- TASK OBJECTIVE
Every line containing "apple" should be copied out. Go through the entries and find them.

(Beginning of EXCERPTED DATA)

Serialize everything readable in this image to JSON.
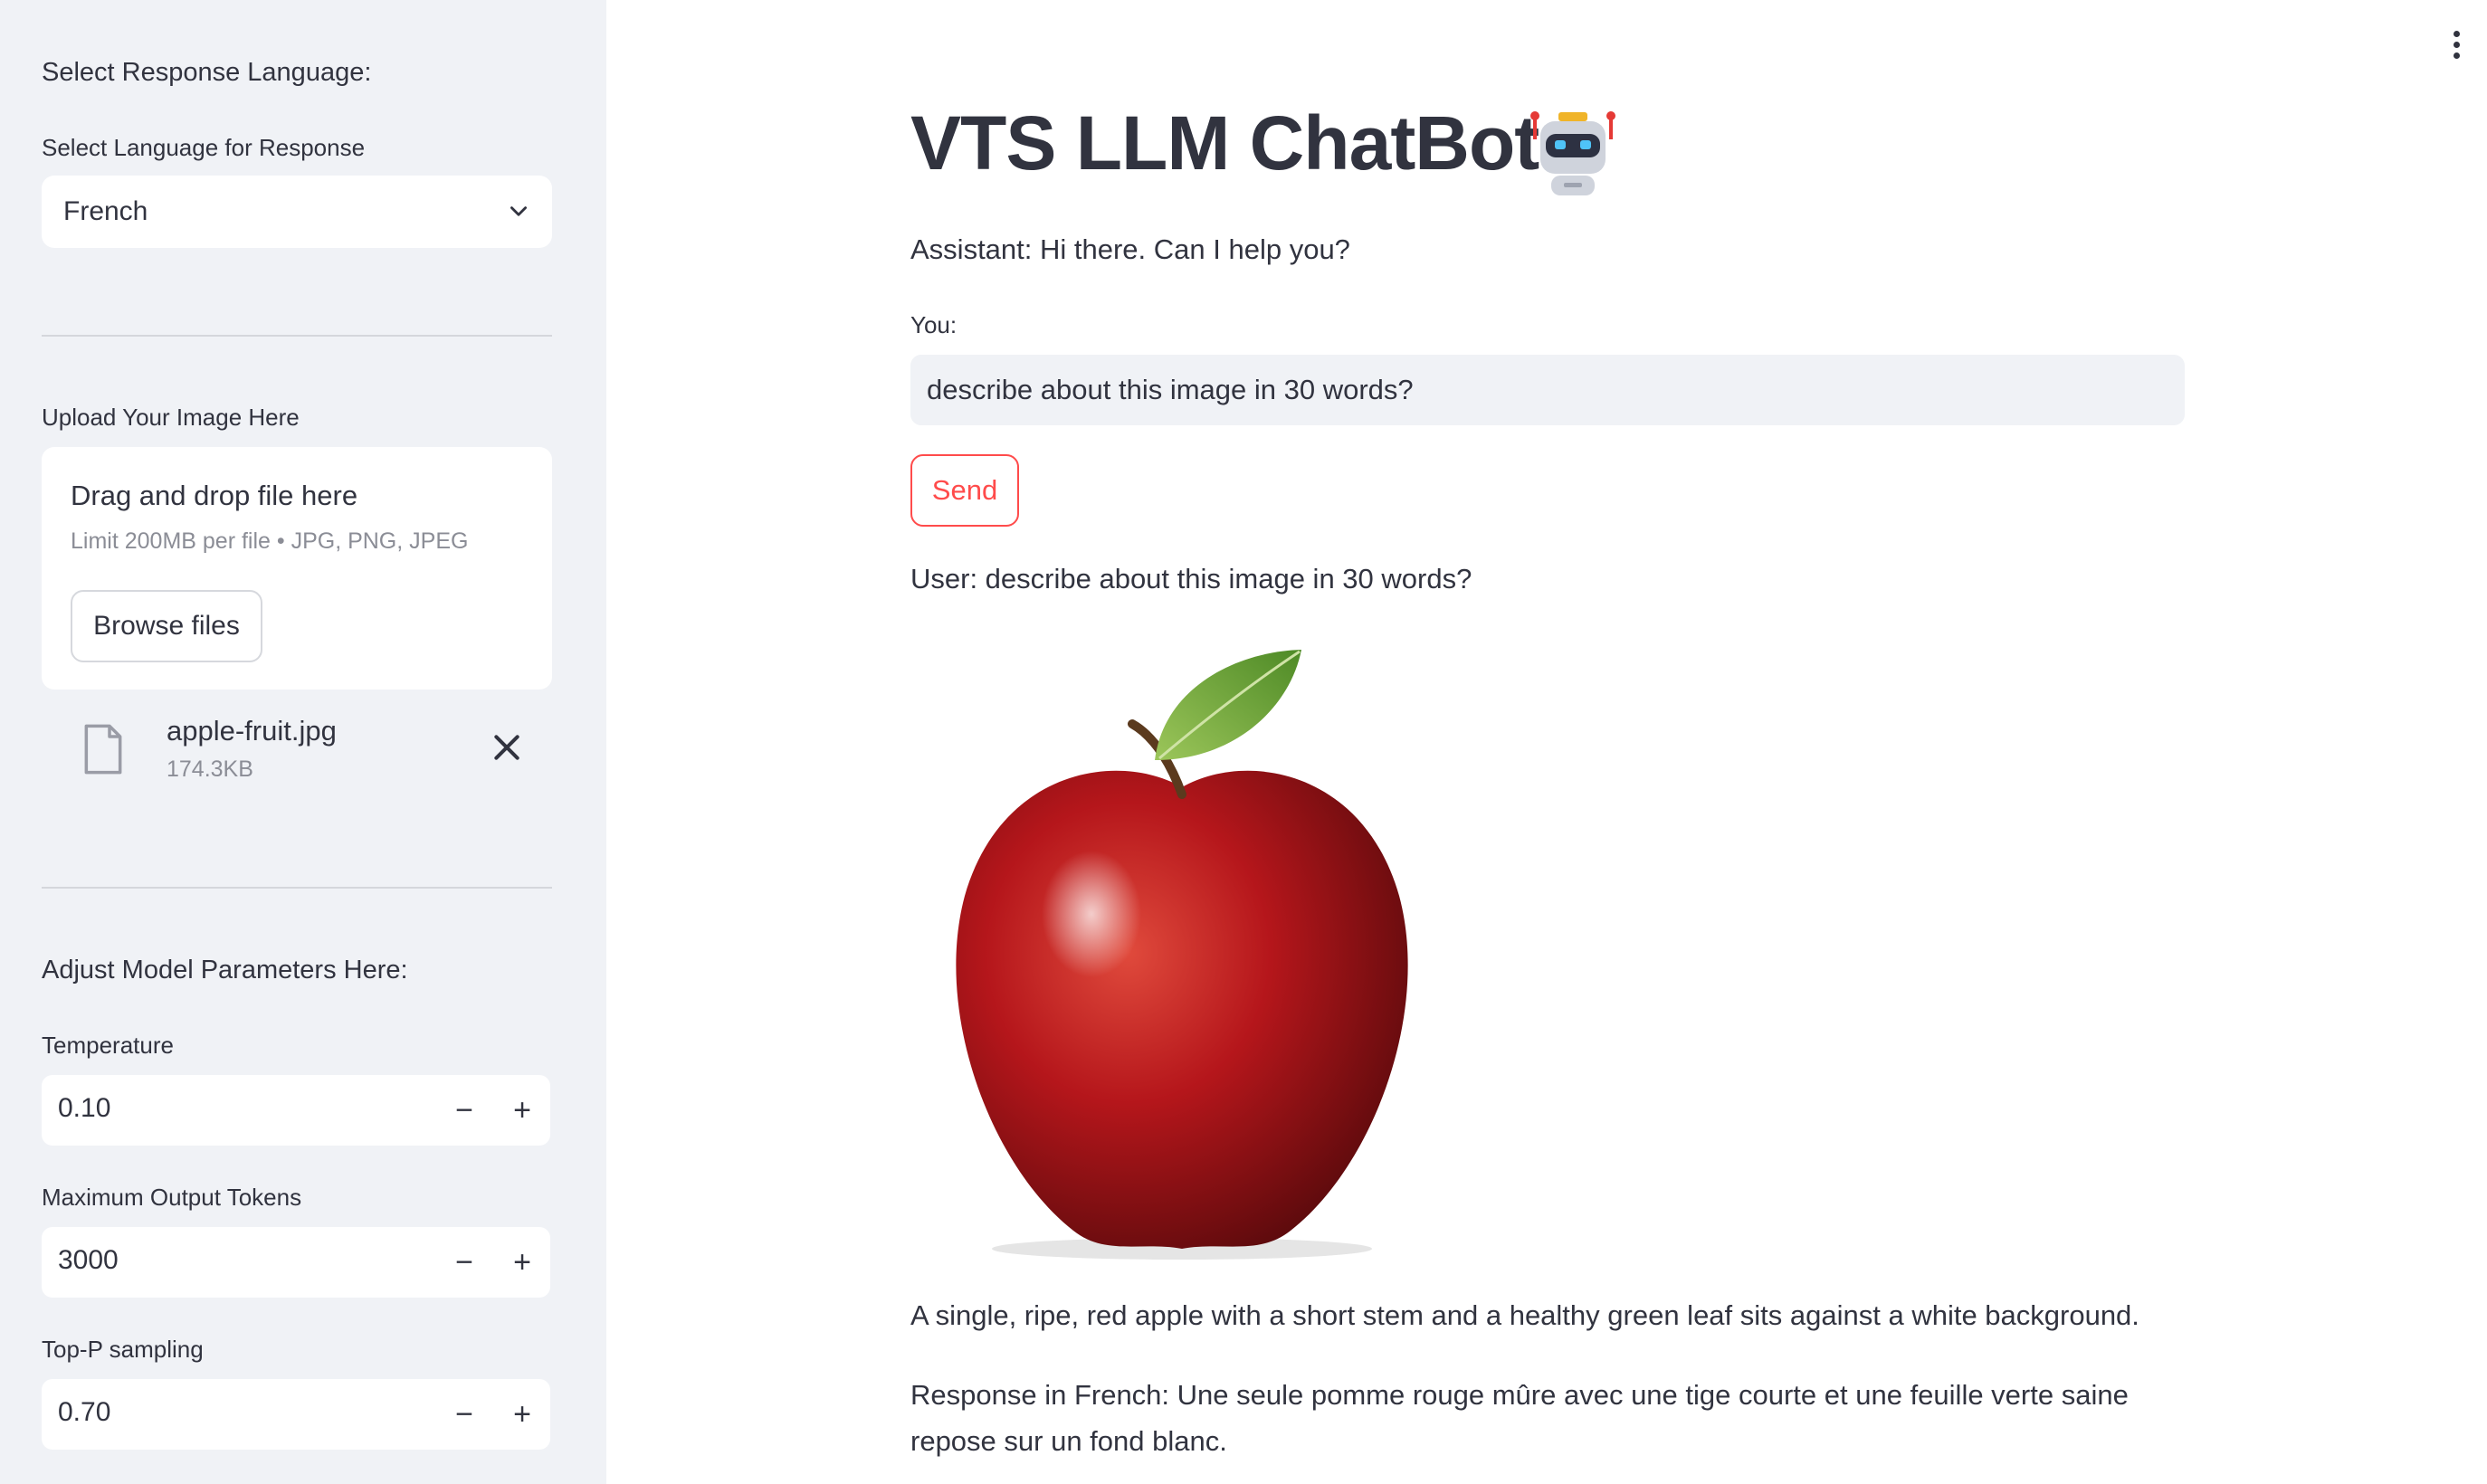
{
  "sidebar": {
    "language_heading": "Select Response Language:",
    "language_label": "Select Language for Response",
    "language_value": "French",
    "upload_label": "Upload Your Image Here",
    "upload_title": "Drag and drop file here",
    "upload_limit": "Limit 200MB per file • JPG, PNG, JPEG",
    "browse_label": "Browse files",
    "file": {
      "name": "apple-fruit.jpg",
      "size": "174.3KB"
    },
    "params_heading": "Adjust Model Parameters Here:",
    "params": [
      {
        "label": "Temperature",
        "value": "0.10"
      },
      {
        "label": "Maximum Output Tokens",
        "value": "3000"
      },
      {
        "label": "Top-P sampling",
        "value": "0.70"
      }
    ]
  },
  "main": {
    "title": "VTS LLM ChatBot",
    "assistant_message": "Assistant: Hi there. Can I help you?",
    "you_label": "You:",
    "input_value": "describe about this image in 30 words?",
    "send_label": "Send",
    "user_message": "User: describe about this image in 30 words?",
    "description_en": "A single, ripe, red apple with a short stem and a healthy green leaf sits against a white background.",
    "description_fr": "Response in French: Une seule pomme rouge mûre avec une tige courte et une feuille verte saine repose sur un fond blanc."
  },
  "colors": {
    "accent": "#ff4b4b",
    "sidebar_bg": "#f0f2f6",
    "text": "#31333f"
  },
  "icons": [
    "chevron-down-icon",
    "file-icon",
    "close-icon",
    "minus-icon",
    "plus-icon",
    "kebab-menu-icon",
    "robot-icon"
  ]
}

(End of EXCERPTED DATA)

- RESPONSE TO THIS TASK
      "name": "apple-fruit.jpg",
    "description_en": "A single, ripe, red apple with a short stem and a healthy green leaf sits against a white background.",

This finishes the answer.